From 1930 McCrea lectures in mathematics at the University of Edinburgh. In 1931, during his time in Edinburgh, he is elected a Fellow of the Royal Society of Edinburgh. His proposers are Sir Edmund Taylor Whittaker, Sir Charles Galton Darwin, Edward Copson and Charles Glover Barkla. He wins the Society’s Keith Medal, jointly with Edward Copson, for the period 1939-1941.

In 1932 McCrea moves to Imperial College London as a Reader and marries Marian Core the following year. In 1936 he becomes Professor of Mathematics and head of the mathematics department at the Queen’s University Belfast.

During World War II McCrea is co-opted onto the Admiralty Operational Research Group. After the war, he joins the mathematics department at Royal Holloway College in 1944. He is elected a Fellow of the Royal Society of London in 1952.

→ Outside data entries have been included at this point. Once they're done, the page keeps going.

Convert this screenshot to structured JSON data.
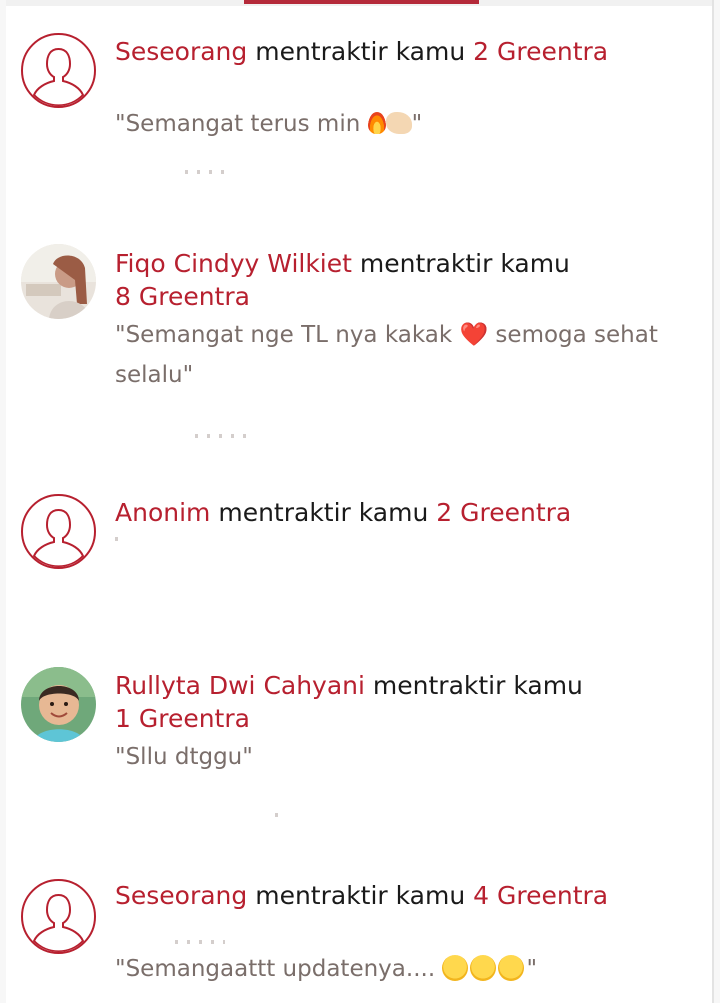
{
  "notifications": [
    {
      "name": "Seseorang",
      "action": " mentraktir kamu ",
      "amount": "2 Greentra",
      "message_prefix": "\"Semangat terus min ",
      "emoji1": "fire-emoji",
      "emoji2": "flexed-biceps-emoji",
      "message_suffix": "\"",
      "avatar": "default-user-icon"
    },
    {
      "name": "Fiqo Cindyy Wilkiet",
      "action": " mentraktir kamu",
      "amount": "8 Greentra",
      "message_prefix": "\"Semangat nge TL nya kakak ",
      "emoji1": "❤️",
      "message_suffix": " semoga sehat selalu\"",
      "avatar": "profile-photo"
    },
    {
      "name": "Anonim",
      "action": " mentraktir kamu ",
      "amount": "2 Greentra",
      "message_prefix": "",
      "avatar": "default-user-icon"
    },
    {
      "name": "Rullyta Dwi Cahyani",
      "action": " mentraktir kamu",
      "amount": "1 Greentra",
      "message_prefix": "\"Sllu dtggu\"",
      "avatar": "profile-photo"
    },
    {
      "name": "Seseorang",
      "action": " mentraktir kamu ",
      "amount": "4 Greentra",
      "message_prefix": "\"Semangaattt updatenya.... ",
      "emoji1": "hugging-face-emoji",
      "message_suffix": "\"",
      "avatar": "default-user-icon"
    }
  ],
  "colors": {
    "accent": "#b7202f",
    "text": "#1a1a1a",
    "message": "#7a6e6a"
  }
}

McCrea is president of the Royal Astronomical Society from 1961 to 1963 and president of Section A of the British Association for the Advancement of Science from 1965–1966.

In 1964 McCrea proposes mass transfer mechanism as an explanation of blue straggler stars. In 1965, he creates the astronomy centre of the physics department at the University of Sussex.

McCrea wins the Gold Medal of the Royal Astronomical Society in 1976 and is knighted by Queen Elizabeth II in 1985.

William McCrea dies on April 25, 1999 at Lewes in Sussex. The McCrea Building on the Royal Holloway College campus is named after him.